|Five ethical categories|
Muslim ethical thinking begins from the premise that the most fundamental relationship in the life of human beings is their relationship with God. Accordingly, the first subject of ethics is to understand the nature of the relationship between humanity and God. Muslim theologians have categorized all human acts from this perspective as falling into one of five ethical categories: the obligatory (wajib); the prohibited (haram); the supererogatory (mandub); the disfavored (makruh); and the indifferent (mubah).
This overriding concern with the relation of the human to the divine is manifested most clearly in Islamic ritual law, which is always the first topic discussed in any work of Islamic law, and generally takes up roughly a quarter of the pages of any treatise on Islamic law. The most important elements of Islamic ritual life are known as the "Five Pillars of Islam," and impose, as moral obligations, the requirement to witness to the truth of Islam by declaring publicly that there is no god except for God and that Muhammad is God's messenger; to pray in the specified manner the five daily prayers—at dawn, at noon-time, in the afternoon, at evening, and at night-time—in their specified times; to fast from food, drink, and sexual intercourse during the daylight hours of the month of Ramadan, the tenth month of the Islamic lunar calendar; to dedicate a portion of one's wealth (customarily believed to be 2.5 percent) for poor-relief annually; and to perform the pilgrimage to Mecca once in one's lifetime if one has the means to do so. Islamic ritual law also includes countless supererogatory ritual acts, observance of which constitutes the bulk of the spiritual discipline of the Sufi orders.
|Social interactions (mu 'amalat)||Ritual|
|*concerns human welfare in secular world

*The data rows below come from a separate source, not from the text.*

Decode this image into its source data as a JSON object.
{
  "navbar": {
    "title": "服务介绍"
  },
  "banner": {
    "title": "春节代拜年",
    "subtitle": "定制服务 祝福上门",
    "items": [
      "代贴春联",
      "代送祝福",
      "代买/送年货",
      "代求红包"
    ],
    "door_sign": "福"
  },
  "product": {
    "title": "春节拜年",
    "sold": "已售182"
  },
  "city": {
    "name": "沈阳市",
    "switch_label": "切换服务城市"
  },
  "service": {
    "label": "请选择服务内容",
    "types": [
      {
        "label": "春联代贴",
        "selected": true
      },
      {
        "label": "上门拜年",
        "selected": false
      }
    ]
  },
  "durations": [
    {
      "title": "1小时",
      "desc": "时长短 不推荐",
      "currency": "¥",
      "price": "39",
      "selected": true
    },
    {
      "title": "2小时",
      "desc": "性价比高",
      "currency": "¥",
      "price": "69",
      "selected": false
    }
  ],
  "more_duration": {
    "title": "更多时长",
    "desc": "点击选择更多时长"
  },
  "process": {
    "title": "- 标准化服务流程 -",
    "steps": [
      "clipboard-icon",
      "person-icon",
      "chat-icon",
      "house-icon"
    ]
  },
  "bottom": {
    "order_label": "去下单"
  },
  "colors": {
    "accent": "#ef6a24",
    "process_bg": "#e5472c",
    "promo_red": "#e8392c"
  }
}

*assumes human ability to understand and interpret divine commands
|*concerns relationship between human and divine|
Islamic ethics, however, is also concerned with social interactions, mu‘amalat in Arabic. Mu‘amalat are sharply distinguished from ritual in Islamic ethics insofar as Islamic law presumes that when regulation speaks to human interactions, it does so to further human welfare in the secular world rather than to regulate the relationship between the human and the divine. It is the assumption that revelation's regulation of social life is essentially comprehensible to human reason, which makes feasible the project of an expansive Islamic law grounded in human interpretation of the divine command.
For Sunni Muslims at least, this means that much of Islamic law—especially as applied to social interactions—is largely a product of human reflection upon the message of revelation, with the inevitable result that differences of opinion regarding what revelation requires for any particular situation abound. In theory, Shi‘i Muslims, because of their adherence to the concept of a divinely guided imam, are not in need of human interpretation of revelation, with all its foibles. In practice, however, because the great majority of Shi‘i Muslims are Twelvers and believe that the last Imam is currently in hiding, they too are required to construct the rules of Islamic law using interpretive techniques.
|Fundamental norms (daruri)||Secondary norms (ijtihadi)|
|set forth explicitly in revelation||based on scholarly interpretation|
|include religious doctrine
(unity of God, accountability before God)
|include most doctrines and ethical obligations|
|also include practical obligations
("Five pillars of Islam," dietary restrictions)